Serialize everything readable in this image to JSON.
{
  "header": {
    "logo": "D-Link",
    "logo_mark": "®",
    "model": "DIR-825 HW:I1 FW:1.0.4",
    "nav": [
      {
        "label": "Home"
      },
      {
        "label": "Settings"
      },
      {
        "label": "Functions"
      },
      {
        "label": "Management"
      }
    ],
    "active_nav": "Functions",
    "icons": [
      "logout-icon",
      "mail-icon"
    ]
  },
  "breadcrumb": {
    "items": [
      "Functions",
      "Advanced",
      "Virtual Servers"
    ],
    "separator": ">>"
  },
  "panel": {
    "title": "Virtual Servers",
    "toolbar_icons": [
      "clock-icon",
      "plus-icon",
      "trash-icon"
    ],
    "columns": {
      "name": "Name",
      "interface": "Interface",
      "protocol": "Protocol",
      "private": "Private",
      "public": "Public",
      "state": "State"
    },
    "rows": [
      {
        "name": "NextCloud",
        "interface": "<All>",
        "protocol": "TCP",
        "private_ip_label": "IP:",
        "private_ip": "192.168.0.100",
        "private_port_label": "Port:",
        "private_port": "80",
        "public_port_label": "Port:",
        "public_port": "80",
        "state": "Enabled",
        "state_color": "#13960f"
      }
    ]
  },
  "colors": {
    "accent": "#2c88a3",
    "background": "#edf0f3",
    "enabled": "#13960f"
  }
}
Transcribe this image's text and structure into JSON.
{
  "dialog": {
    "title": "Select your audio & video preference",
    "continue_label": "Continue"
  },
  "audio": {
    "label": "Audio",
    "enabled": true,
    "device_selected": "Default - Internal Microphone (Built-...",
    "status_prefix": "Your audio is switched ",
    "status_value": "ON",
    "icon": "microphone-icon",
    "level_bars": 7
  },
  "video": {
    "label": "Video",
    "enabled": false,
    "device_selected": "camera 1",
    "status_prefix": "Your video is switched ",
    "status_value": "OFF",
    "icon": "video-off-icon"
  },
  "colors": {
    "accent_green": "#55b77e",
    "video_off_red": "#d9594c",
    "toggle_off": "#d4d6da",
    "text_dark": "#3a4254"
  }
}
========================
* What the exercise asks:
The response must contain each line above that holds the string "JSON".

* Result below:
Serialize everything readable in this image to JSON.
Transcribe this image's text and structure into JSON.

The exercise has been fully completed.